## What you should do
Find the string "else" in the data, and copy out each line that has it.

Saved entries
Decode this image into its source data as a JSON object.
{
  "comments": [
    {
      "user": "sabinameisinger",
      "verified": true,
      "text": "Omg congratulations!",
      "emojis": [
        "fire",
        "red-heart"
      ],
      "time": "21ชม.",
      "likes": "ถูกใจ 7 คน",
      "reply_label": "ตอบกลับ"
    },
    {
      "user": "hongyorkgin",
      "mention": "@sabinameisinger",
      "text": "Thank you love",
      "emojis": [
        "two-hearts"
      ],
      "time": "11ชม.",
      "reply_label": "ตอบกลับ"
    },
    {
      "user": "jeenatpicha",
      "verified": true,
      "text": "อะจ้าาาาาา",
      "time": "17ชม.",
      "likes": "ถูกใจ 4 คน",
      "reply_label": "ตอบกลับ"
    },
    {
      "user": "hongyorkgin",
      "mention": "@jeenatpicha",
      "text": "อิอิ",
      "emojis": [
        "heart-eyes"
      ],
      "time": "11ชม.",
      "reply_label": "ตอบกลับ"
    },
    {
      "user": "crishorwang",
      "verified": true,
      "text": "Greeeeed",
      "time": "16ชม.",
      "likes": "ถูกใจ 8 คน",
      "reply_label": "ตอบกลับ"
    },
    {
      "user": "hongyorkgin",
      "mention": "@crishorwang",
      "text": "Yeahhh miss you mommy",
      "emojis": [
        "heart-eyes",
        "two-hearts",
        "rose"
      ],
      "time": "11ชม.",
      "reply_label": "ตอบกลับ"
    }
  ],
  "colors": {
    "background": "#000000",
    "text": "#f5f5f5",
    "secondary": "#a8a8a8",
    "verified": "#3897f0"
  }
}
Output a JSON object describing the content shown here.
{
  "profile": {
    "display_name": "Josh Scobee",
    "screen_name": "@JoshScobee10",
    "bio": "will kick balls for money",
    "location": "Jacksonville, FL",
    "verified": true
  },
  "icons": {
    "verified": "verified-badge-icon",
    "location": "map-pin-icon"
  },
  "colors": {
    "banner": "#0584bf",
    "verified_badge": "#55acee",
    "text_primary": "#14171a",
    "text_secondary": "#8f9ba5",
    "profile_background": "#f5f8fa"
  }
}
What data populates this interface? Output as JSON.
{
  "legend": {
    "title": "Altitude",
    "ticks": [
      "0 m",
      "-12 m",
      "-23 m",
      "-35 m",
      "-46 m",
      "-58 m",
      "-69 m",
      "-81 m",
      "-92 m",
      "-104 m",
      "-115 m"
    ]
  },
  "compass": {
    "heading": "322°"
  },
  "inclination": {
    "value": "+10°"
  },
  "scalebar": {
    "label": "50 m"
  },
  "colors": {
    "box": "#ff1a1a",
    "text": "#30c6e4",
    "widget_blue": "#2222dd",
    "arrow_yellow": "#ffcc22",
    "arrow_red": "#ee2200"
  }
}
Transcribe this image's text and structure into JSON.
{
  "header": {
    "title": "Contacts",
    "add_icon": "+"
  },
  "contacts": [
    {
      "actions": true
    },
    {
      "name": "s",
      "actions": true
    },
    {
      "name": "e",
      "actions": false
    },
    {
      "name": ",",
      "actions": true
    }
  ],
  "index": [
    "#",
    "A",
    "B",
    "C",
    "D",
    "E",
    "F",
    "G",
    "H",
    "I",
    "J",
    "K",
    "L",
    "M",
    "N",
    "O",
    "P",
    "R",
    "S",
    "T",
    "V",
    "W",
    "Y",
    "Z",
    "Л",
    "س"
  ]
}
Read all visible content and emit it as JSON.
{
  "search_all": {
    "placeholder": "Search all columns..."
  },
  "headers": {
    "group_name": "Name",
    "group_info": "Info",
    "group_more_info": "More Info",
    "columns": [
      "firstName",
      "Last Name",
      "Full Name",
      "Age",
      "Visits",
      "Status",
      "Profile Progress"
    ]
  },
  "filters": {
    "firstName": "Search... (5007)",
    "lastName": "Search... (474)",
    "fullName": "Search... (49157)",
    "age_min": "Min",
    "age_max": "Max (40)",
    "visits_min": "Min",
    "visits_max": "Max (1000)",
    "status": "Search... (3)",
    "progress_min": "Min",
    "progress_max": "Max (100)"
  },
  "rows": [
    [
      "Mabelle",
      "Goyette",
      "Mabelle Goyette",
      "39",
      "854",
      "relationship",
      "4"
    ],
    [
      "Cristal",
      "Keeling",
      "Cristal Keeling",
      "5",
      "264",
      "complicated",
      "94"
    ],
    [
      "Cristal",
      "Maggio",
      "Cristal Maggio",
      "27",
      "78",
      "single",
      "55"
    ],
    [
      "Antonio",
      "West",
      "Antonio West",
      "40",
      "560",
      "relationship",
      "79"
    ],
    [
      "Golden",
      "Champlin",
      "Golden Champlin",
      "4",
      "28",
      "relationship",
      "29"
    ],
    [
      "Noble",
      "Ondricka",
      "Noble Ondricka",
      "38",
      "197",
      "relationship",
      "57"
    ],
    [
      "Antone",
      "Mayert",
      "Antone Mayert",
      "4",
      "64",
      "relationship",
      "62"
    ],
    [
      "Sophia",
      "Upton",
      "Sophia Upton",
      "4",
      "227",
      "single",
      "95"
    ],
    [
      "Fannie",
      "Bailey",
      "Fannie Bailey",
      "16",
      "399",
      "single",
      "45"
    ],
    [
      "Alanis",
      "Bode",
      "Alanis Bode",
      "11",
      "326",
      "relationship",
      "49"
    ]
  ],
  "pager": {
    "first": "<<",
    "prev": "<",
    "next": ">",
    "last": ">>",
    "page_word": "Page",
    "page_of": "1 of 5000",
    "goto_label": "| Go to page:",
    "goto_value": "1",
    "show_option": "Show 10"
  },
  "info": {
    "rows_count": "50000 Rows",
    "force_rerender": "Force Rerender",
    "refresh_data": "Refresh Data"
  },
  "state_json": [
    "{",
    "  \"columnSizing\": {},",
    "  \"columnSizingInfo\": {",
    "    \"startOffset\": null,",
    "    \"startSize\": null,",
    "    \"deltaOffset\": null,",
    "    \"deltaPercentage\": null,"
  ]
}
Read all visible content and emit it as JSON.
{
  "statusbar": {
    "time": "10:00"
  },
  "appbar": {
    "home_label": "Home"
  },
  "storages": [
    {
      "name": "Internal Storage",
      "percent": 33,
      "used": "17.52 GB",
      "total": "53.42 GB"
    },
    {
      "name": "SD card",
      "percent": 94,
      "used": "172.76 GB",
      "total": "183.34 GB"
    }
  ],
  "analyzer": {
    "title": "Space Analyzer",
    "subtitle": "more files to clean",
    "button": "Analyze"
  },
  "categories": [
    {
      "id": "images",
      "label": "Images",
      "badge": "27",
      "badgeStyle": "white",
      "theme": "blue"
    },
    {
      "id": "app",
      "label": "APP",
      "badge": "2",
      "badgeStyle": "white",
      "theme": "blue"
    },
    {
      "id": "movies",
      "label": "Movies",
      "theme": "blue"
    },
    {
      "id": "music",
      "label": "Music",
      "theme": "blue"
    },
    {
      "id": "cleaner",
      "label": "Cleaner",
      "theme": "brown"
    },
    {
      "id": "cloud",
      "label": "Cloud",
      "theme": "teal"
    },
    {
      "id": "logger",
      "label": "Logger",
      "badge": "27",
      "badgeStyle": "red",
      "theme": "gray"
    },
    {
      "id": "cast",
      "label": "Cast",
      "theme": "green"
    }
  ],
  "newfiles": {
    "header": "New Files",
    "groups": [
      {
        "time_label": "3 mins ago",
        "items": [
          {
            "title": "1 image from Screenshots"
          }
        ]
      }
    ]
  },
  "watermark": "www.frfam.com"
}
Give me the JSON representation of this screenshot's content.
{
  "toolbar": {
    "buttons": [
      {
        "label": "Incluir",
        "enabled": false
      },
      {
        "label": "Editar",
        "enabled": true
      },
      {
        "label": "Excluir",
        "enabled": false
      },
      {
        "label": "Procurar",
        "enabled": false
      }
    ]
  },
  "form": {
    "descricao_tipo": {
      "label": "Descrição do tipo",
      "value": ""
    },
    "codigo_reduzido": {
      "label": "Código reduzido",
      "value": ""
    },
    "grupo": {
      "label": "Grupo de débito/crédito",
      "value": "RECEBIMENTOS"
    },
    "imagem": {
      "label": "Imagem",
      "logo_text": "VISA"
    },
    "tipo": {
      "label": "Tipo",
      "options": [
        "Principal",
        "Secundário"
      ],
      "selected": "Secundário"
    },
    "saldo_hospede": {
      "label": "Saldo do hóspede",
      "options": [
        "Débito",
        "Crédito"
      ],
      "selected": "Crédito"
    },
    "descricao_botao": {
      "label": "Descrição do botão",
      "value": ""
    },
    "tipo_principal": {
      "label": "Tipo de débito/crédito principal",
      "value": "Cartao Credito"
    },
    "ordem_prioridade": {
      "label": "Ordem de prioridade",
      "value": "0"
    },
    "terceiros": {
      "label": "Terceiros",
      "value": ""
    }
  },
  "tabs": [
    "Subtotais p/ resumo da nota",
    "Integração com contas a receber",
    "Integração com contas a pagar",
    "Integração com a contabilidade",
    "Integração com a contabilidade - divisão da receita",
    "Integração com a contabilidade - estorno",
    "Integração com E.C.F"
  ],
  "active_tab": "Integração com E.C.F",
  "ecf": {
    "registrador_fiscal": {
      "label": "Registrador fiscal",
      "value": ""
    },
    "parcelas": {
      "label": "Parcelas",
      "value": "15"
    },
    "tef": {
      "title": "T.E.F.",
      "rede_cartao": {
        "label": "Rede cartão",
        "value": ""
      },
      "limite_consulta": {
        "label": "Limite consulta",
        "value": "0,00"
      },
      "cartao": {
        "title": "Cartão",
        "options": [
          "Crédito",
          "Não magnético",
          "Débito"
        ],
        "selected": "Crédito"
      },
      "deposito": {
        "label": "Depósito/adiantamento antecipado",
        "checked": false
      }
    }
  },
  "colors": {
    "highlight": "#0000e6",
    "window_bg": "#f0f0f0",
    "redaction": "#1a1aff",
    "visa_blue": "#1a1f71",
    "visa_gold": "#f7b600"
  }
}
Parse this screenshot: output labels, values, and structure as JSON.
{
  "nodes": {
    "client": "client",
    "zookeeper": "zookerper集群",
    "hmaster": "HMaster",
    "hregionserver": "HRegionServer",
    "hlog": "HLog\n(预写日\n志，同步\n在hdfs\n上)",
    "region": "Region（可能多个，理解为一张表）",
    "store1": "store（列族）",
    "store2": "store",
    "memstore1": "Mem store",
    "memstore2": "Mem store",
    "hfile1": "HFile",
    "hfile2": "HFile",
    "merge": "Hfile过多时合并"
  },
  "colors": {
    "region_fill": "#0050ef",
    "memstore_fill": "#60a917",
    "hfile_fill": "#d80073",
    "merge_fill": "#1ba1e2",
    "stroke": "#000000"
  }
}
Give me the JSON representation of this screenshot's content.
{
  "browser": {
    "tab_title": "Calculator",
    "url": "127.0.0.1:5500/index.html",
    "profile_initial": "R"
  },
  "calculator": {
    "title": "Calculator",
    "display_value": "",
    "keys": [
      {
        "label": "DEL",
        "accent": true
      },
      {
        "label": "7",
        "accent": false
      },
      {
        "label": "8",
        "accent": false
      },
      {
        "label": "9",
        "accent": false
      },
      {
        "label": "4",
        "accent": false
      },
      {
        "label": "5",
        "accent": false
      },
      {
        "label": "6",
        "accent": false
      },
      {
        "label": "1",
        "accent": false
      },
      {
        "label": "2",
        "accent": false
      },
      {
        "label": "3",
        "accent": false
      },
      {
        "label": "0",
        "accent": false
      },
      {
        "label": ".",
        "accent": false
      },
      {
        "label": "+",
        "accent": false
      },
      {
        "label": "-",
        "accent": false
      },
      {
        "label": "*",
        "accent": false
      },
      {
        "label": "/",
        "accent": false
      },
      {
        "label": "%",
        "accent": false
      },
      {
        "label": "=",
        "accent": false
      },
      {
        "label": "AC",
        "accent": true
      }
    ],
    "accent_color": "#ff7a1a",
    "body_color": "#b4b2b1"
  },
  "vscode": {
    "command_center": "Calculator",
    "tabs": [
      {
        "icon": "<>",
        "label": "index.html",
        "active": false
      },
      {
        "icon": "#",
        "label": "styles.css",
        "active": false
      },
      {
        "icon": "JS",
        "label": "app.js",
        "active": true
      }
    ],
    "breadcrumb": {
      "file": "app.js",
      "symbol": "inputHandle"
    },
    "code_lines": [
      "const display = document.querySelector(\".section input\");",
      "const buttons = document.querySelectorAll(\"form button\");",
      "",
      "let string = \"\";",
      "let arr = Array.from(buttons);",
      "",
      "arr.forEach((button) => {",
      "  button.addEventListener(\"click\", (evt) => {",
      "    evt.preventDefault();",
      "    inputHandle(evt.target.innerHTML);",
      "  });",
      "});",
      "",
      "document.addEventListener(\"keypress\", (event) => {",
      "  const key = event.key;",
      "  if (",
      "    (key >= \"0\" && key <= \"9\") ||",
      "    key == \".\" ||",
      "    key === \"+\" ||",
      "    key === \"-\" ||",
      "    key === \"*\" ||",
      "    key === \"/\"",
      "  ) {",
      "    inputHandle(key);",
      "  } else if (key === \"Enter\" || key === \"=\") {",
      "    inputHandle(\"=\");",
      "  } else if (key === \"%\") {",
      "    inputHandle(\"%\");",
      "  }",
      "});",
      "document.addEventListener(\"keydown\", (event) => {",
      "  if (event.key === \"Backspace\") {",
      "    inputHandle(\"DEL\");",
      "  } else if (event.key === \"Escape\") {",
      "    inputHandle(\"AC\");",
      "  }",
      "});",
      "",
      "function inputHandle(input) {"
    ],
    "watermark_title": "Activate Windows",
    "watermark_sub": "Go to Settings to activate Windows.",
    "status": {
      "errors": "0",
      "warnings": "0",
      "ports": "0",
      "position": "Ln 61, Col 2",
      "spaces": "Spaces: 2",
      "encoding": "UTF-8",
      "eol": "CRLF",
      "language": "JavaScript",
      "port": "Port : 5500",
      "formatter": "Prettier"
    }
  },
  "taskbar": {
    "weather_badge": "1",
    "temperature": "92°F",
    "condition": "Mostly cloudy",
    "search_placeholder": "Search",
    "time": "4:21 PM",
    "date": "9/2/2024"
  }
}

## Worked solution
      "  } else if (key === \"Enter\" || key === \"=\") {",
      "  } else if (key === \"%\") {",
      "  } else if (event.key === \"Escape\") {",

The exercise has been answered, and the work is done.